Pakistan may extradite bin Laden's wives to US
Pakistani officials have hinted that they might extradite bin Laden's captured wives and children to the US. Three of bin Laden's wives - one who is of Yemeni origin and two from Saudi Arabia - were living with him in a mansion in Abbottabad when the al Qaeda terrorist was shot dead by US forces at the beginning of May. They have been detained by the Pakistani authorities ever since and are currently under interrogation.
US President Barack Obama has already said in an interview that US officials will demand access to the women as they could be key to the ongoing investigation that is expected to reveal many details about bin Laden's stay in Pakistan.

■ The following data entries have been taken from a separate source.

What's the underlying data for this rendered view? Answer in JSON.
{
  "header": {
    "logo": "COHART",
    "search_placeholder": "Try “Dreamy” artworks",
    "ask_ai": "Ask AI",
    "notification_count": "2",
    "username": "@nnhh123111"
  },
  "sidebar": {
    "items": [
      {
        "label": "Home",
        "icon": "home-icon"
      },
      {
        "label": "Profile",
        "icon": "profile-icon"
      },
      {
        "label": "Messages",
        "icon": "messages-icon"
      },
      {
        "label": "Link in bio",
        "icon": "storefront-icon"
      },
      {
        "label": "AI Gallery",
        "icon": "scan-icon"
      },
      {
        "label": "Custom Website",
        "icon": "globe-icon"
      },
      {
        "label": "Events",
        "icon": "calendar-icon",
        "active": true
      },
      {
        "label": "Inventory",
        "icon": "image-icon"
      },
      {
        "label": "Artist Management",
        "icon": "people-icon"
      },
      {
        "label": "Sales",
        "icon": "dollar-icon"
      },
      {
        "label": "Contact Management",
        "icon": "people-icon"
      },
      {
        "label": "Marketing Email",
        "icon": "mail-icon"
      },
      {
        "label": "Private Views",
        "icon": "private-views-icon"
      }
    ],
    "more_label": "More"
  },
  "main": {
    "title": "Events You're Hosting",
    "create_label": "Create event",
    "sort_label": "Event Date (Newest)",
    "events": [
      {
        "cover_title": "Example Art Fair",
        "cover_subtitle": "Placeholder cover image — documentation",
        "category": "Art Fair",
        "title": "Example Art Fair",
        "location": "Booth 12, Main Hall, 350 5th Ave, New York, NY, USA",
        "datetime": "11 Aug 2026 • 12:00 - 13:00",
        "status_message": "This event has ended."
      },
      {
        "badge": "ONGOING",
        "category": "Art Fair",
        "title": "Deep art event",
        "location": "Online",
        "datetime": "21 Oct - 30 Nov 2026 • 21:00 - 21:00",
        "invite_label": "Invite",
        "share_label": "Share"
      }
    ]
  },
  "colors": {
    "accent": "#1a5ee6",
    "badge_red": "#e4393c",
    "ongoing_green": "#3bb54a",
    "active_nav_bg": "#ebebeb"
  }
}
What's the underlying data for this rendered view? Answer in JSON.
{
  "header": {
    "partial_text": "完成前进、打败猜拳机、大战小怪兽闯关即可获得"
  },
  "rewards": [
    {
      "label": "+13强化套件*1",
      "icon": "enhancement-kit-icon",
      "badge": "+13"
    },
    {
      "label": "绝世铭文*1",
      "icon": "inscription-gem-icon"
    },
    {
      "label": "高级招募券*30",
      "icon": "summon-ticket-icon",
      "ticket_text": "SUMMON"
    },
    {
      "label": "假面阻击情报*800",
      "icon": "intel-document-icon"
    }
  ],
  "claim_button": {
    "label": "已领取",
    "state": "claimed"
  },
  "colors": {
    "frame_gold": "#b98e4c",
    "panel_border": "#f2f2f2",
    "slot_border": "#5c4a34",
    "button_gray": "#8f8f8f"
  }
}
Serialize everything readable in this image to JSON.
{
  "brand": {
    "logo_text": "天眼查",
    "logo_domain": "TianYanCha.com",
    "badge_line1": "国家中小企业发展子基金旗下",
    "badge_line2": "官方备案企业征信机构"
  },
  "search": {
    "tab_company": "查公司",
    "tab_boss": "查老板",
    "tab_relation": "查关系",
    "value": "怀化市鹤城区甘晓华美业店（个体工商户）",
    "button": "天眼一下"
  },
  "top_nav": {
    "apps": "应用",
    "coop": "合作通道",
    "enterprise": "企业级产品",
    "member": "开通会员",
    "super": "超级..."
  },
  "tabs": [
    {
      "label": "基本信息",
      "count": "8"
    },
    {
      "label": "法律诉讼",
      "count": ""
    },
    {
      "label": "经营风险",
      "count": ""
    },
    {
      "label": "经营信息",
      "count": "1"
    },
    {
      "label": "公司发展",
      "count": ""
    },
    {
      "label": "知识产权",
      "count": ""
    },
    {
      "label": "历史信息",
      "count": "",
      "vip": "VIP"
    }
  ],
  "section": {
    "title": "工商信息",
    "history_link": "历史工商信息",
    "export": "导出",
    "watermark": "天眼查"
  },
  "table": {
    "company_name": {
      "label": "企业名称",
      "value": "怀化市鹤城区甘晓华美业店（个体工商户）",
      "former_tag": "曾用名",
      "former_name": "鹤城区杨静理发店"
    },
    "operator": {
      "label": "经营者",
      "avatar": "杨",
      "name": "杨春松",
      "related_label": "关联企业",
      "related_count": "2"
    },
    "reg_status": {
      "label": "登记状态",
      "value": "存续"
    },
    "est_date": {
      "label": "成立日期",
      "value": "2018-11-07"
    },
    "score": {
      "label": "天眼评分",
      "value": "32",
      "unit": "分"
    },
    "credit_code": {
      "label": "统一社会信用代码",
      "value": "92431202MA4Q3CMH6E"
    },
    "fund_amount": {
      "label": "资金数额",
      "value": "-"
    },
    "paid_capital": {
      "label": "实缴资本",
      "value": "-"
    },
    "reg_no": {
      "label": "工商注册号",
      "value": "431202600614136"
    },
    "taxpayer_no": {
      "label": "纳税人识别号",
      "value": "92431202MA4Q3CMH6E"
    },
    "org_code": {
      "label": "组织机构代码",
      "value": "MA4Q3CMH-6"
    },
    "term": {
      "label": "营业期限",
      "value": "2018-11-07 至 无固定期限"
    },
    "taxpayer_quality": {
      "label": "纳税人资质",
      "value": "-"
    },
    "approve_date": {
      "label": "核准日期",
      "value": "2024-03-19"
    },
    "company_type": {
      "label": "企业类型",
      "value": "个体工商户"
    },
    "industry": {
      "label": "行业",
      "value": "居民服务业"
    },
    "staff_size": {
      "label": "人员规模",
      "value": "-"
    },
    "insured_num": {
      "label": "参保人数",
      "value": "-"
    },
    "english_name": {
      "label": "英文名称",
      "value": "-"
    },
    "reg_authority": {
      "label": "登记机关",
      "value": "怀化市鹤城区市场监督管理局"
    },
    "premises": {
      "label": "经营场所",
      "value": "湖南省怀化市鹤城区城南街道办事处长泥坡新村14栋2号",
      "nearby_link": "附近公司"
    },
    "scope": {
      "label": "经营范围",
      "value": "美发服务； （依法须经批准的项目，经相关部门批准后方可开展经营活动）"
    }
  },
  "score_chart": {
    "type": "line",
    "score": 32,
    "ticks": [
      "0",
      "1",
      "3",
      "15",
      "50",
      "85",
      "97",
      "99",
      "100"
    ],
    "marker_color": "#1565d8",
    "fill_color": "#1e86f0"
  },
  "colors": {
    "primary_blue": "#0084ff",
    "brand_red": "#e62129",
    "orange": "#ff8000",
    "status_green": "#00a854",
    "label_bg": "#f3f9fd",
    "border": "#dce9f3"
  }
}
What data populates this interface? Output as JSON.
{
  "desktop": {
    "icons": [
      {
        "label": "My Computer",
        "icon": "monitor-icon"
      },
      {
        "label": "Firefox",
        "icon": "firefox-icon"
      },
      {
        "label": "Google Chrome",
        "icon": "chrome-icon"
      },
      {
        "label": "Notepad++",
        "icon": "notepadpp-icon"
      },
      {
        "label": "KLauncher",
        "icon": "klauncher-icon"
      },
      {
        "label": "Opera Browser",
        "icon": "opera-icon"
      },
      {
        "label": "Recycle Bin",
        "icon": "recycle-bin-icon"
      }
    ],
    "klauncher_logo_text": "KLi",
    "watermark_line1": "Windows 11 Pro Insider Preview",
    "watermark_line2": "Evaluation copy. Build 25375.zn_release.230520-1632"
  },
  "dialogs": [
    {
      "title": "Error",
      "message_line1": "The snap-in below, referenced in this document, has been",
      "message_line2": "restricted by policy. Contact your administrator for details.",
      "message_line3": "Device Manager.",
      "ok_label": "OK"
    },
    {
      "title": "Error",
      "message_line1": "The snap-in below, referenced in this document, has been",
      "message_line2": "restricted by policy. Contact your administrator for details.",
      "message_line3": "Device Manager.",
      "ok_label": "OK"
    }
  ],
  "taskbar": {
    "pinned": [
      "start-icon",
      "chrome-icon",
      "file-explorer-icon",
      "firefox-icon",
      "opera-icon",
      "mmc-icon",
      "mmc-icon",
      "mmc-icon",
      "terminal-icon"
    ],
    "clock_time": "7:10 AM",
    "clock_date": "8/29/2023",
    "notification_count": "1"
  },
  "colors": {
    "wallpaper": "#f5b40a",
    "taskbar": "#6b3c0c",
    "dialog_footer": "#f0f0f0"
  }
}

So far, there has been no official confirmation that Pakistan will hand over bin Laden's wives to the US.
'A difficult assignment'
Pakistan has come under immense pressure from the US government to provide an explanation for how the al Qaeda leader came to be living in the garrison city of Abbottabad. There is speculation that this could not have happened without the support of the country's powerful intelligence services.
Now observers are asking whether the extradition of the three women to the US will be enough to ease relations between Islamabad and Washington.
Ghazi Salahuddin, a veteran Pakistani journalist, is of the opinion that Islamabad has a lot of explaining to do, not only to the US but also to the Pakistani people.
"It is a very difficult assignment for the Pakistani government and the army. What they need to do is to reinvent Pakistan's foreign policy and reconsider the strategy to deal with militancy in the country. That would be the most beneficial outcome possible from this crisis," Salahuddin told Deutsche Welle.
However, others in Pakistan are of the view that Prime Minster Yusuf Reza Gilani's speech to parliament on Monday was merely a continuation of the same policy of denial and secrecy about important national issues.
For many, as well as for the West, the parliamentary address fell short of providing a satisfactory answer to several puzzling questions.
As could be expected perhaps, the premier defended the Inter-Services Intelligence (ISI) and said that it had not protected the world's most-wanted terrorist.
Pakistani analyst Imtiaz Gul, in an interview with Deutsche Welle, said that there had been nothing new in the PM's speech.
"People are still trying to figure out what exactly the prime minister meant. They expected a clearer policy statement but what they heard was the premier's attempt to gloss over the bitter reality that Pakistan's airspace was violated and that he was kept in the dark," said Gul.
Possible backlash from the Islamists
The Islamist organizations in Pakistan have already threatened to avenge bin Laden's death. How would they react to Pakistan's possible extradition of bin Laden's wives?
At the moment Islamabad is trying to play safe. The reputation of the civilian government as well as that of the military has been badly affected. On the one hand, the religious parties are staging protests, while on the other the nationalists are demanding an explanation for how the US managed to operate inside Pakistani territory without Pakistani officials knowing about it.
The main opposition party, PML (N), of former prime minister Nawaz Sharif, has demanded that Prime Minister Gilani and President Asif Ali Zardari step down.
If Islamabad decides to give further leverage to the US on the bin Laden issue, it could well create more problems for the already very fragile civilian government.
Author: Shamil Shams
Editor: Anne Thomas